A state judge effectively tossed out the newly redrawn redistricting maps that heavily favor Democrats in the state Senate, Assembly and Congress for this year’s midterm election cycle.
Acting Steuben County state Supreme Court Justice Patrick McAllister on Thursday ordered the Legislature to retool the maps before an April 11 deadline, marking a victory for Republicans who cried foul as soon as the maps were approved by the state Legislature.
The state’s Democratic leaders, however, are expected to appeal the decision. That would allow candidates and local boards of election to proceed with the maps that were signed into law Feb. 3 while a higher court considers the suit. Candidates have been petitioning since March 1 to make the ballot for June 28 primaries, with most working under the assumption that the new district lines were set. Petitions are due next week – but McAllister’s ruling could result in the entire political calendar needing to be revised.

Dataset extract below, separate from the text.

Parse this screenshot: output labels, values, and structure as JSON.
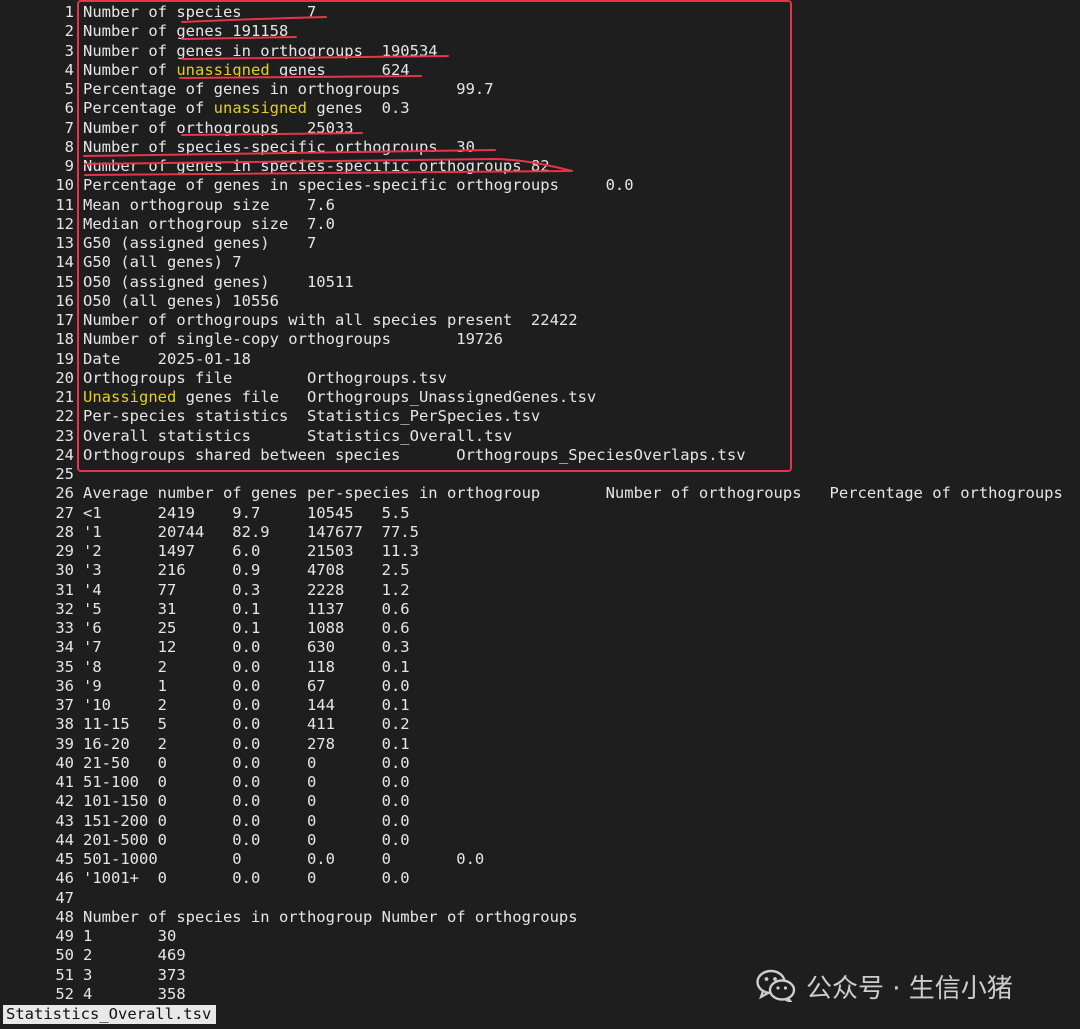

“This is one step in the process. We always knew this case would be decided by the appellate courts. We are appealing this decision and expect this decision will be stayed as the appeal process proceeds,” state Senate spokesperson Mike Murphy told reporters shortly after the order was issued Thursday, speaking on behalf of Democratic leaders.
McAllister previously indicated the maps were unlikely to be thrown out, saying earlier this month that there was an “extremely high level of proof” needed to determine the Legislature “acted in an unconstitutional way in creating the congressional and Senate maps.” He also acknowledged the tight timeline between when the lawsuit was initially filed in February and the June primary elections.
But Thursday’s order granted a preliminary injunction to the petitioners, deeming the maps “void and not usable” in the upcoming election cycle. “The petitioners were able to prove beyond a reasonable doubt that the map was enacted with political bias and thus in violation of the constitutional provision against gerrymandering under Article III Sections 4 and 5 of the Constitution,” McAllister wrote.
Despite its name, the Supreme Court is not the state’s highest court. Unlike the federal Supreme Court, the state's Supreme Court is its trial court. An appeal would head to the Appellate Division, with the final destination being the Court of Appeals, New York’s actual highest court.
The maps in question, would have given Democrats advantages in 22 of the state’s 26 congressional districts. The new state Senate map adds two new districts and gives Democrats a better position in three Republican-held districts.
While the lawsuit only challenged the Senate and congressional maps, McAllister ordered the Assembly lines to be withdrawn as well.
The lawsuit, filed by a group of GOP-backed voters almost immediately after the maps were approved, claims “the Democratic Party politicians who control the New York Legislature and Governor’s office brazenly enacted a congressional map that is undeniably politically gerrymandered in their party’s favor.”
If the Legislature does not approve the new maps before the April 11 deadline, the court will appoint an independent expert to establish the new district lines, the order states.
With reporting by Rebecca C. Lewis and Jeff Coltin.